With The Surf Club restaurant, the Michelin Star king brings world-class dining to his home state.
Fact: Thomas Keller got his start as a dishwasher at the Palm Beach Yacht Club—before the French Laundry and Per Se mega fame. Before becoming one of the world’s most distinguished chefs, he was scrubbing pots on Flagler Drive. It is this humble beginning that Keller has cited as one of the keys to his success. Now he is back home, lured by perhaps the most glamorous venue in the state. “I’d never planned to return to Florida but when the opportunity arose at The Surf Club, everything about it felt right,” he says. “My first visit to the property with Nadim Ashi was like a trip in a time capsule. It took me back to that bygone era. It’s such a vivid, evocative period, and The Surf Club captures it. I knew it was a project I wanted to be a part of.”
Welcome home. How has the culinary scene in Florida changed since you left? THOMAS KELELR: On the one hand, the dining scene feels very much of the moment. It’s eclectic and creative. On the other, there’s a wonderful respect for culinary tradition. Which gets back to what drew me to The Surf Club: the way it tips its toque to the past.
Did you seek to echo that bygone-era appeal in the menu offerings? TK: Absolutely. The location is steeped in history, and we’ll be honoring that in the menu, the service and the decor, without feeling musty or outdated. We’ll be doing Continental cuisine with modern interpretations, iconic dishes like lobster thermidor, Avocado Louis and Caesar salad prepared tableside. The idea is to give guests an experience that evokes the easy-going elegance of the ’50s and ’60s. From the moment they arrive, we want people to feel that good times and grand parties are alive and well.

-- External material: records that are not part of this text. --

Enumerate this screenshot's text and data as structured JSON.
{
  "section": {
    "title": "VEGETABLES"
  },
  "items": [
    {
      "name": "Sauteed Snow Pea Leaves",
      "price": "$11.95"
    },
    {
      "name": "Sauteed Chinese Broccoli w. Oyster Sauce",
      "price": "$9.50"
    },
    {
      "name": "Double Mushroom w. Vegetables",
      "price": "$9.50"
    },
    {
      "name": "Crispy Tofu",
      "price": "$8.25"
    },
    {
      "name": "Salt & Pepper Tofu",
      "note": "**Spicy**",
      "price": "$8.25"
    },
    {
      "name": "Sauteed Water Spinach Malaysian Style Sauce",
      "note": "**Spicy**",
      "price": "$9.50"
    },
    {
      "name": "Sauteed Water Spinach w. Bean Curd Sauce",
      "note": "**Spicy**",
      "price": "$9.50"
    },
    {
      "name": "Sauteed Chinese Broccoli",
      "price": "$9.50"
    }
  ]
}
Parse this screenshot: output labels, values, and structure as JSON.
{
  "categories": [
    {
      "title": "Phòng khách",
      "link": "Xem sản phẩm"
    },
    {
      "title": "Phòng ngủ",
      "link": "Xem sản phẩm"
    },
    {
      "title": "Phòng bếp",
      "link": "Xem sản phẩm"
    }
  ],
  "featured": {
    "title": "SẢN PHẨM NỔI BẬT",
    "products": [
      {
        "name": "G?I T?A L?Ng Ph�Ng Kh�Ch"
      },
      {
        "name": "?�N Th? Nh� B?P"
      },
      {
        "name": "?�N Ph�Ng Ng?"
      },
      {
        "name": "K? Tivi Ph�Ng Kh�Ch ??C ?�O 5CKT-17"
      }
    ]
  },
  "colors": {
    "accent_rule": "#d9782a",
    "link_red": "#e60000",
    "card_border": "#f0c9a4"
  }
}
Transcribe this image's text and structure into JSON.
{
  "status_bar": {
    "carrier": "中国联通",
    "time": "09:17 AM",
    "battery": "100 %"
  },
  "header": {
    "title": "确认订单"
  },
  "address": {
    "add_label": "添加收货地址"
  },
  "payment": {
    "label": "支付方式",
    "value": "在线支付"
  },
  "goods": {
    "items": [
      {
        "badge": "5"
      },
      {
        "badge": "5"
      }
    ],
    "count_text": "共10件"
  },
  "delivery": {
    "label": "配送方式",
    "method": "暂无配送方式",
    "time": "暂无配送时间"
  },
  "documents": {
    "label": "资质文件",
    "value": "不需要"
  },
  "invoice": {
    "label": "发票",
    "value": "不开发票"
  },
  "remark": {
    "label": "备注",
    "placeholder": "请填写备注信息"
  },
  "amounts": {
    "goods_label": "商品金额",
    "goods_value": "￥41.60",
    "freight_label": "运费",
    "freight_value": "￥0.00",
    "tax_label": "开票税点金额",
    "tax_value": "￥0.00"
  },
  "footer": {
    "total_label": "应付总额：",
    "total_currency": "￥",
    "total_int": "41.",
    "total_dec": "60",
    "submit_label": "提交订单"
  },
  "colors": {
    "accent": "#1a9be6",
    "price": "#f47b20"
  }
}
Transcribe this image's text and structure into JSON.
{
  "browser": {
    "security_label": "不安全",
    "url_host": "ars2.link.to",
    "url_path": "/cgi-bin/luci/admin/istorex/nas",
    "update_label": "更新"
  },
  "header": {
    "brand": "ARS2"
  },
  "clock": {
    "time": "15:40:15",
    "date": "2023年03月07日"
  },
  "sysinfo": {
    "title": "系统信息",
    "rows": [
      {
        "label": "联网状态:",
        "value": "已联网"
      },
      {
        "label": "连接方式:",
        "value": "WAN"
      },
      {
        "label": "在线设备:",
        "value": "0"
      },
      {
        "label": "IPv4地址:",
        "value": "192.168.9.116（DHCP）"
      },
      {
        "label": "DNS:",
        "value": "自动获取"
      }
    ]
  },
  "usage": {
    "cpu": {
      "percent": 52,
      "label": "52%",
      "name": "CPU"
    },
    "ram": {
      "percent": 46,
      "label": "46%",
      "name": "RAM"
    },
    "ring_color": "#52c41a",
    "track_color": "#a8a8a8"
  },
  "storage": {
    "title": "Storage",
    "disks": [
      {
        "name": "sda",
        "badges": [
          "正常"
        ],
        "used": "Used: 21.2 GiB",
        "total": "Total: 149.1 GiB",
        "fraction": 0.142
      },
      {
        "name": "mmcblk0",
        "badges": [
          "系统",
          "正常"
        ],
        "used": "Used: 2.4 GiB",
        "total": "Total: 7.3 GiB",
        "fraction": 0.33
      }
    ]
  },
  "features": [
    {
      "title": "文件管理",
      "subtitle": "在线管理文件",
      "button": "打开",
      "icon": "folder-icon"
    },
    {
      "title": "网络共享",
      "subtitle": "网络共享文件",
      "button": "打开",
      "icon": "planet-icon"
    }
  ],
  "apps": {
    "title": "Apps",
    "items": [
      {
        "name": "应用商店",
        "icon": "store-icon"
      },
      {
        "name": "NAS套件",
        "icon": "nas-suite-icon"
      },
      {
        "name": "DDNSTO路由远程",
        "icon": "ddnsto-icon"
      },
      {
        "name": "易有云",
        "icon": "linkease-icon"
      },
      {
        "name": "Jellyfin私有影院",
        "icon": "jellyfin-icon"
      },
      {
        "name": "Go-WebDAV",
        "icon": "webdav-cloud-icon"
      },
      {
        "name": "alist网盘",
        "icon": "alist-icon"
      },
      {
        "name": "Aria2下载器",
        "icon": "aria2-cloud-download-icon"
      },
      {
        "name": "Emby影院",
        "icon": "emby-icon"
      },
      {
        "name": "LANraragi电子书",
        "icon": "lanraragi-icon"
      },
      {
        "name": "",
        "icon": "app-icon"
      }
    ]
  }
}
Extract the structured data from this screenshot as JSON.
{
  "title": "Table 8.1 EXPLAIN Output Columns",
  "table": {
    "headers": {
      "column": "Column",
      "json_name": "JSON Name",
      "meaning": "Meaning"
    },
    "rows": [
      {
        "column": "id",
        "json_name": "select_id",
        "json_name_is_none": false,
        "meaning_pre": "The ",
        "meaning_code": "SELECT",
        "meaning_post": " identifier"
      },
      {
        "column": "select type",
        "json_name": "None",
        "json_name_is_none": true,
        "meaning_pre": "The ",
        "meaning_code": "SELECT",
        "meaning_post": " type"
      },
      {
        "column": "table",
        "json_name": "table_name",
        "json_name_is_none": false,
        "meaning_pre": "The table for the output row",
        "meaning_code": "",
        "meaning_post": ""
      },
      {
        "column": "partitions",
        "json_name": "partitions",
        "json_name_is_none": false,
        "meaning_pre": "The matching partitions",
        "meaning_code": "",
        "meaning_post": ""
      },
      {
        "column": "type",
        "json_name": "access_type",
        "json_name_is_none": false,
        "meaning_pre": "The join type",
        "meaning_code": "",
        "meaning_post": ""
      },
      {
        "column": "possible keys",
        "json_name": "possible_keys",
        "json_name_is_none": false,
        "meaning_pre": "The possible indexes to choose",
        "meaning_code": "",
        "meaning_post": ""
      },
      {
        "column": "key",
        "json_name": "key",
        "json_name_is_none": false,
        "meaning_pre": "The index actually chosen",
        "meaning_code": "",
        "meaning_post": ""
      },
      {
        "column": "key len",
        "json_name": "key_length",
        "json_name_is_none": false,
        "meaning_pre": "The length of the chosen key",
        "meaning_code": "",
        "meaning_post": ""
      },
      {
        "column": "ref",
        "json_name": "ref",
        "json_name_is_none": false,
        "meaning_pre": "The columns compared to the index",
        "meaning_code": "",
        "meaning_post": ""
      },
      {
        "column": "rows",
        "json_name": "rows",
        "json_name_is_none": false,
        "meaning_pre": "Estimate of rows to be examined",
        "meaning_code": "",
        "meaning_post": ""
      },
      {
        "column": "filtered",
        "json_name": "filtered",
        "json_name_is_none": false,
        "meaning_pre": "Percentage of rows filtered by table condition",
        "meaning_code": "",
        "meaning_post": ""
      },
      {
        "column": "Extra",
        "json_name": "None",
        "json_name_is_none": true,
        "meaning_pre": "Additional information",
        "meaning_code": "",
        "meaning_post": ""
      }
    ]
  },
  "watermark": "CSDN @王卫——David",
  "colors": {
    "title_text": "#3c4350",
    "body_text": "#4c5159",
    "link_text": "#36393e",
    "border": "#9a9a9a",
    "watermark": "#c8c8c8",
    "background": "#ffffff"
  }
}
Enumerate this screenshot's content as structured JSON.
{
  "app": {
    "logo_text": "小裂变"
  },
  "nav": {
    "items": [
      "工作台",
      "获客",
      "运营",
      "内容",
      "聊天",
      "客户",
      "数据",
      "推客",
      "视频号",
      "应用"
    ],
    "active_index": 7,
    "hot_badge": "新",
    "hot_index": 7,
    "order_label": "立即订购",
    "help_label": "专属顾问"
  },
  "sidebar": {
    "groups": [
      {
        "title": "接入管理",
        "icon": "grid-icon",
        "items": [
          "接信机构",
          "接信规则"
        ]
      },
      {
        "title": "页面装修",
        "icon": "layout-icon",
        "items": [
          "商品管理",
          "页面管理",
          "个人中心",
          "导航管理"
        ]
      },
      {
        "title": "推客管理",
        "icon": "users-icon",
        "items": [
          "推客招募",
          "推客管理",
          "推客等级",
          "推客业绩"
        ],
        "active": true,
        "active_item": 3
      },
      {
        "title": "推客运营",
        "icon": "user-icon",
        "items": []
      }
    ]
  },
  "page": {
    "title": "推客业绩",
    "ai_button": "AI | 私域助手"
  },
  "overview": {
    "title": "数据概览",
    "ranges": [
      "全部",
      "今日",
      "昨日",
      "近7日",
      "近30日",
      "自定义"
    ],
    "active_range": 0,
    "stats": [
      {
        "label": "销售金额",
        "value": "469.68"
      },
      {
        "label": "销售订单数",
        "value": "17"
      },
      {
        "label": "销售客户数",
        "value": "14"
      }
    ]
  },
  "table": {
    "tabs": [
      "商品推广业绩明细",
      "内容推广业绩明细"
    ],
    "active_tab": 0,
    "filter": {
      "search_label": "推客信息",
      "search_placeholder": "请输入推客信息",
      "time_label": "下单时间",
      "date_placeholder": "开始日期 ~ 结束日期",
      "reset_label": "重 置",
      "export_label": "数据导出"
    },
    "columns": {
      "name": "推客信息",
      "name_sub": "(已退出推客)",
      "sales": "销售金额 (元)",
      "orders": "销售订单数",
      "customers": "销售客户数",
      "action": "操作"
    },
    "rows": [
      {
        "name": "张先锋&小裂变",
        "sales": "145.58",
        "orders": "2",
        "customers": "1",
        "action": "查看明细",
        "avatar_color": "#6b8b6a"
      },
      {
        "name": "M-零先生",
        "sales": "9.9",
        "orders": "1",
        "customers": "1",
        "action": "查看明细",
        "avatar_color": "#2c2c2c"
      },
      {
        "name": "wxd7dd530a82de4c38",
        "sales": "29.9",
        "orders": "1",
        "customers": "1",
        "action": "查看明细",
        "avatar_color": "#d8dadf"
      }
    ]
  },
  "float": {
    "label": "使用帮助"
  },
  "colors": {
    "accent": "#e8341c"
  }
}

Can a dish be described as glamorous? What is the most glamorous dish on your menu? TK: A dish can be described however you’d like. That’s certainly how I think of our beef short rib Wellington. It’s for two people, meant for sharing, and it’s prepared tableside with flourish and finesse. The dish itself is delicious. We braise the short ribs for 48 hours, then envelop the short rib in a mousse of black trumpet mushrooms and spinach. It is then wrapped in a thin layer of brioche and baked until golden brown and beautiful. So there’s that. But you also have what I think of as a transportive and theatrical experience when the gueridon is wheeled over to your table and the captain slices your portion, finishing it with a classic Périgourdine sauce. It doesn’t get much more glamorous than that. I’m hungry.
Most luxurious ingredient in your kitchen? TK: Our line of caviar, which is directly sourced by my partner, Shaoching Bishop. It’s called Regiis Ova, which means 'royal egg' in Latin. When you taste it, you’ll see why. It’s sublime.
“The lemon tart is plenty elegant,” says Keller. “It’s set on a bed of raspberries and topped with a tower of meringue.”
Thoughts on iPhones at the dinner table? TK: I know a lot of people who frown on cellphones at the table, and I understand the feeling that they can be disruptive. But when they’re used with discretion, they’re can serve the wonderful purpose of preserving memories. We take it as a compliment that guests want to capture their dining experience with photos.
Everyone from Sinatra to Churchill dined at the original Surf Club restaurant. Who would you love to host? TK: What’s been especially meaningful to our team is hosting guests who dined at the original Surf Club or have memories of the restaurant as it was. This is a new era, of course, but so much of it is inspired by a deep connection to the past.
As a baseball fan, what are your thoughts on our November cover star and baseball legend Derek Jeter bringing his talents to Miami? TK: It’s great for the city. He’s one of the greatest baseball players to ever play the game. I played a lot of baseball as a kid and I’m still a big fan. I’m looking forward to taking in a Marlins game. I’ll be sure to leave my Giants cap at home.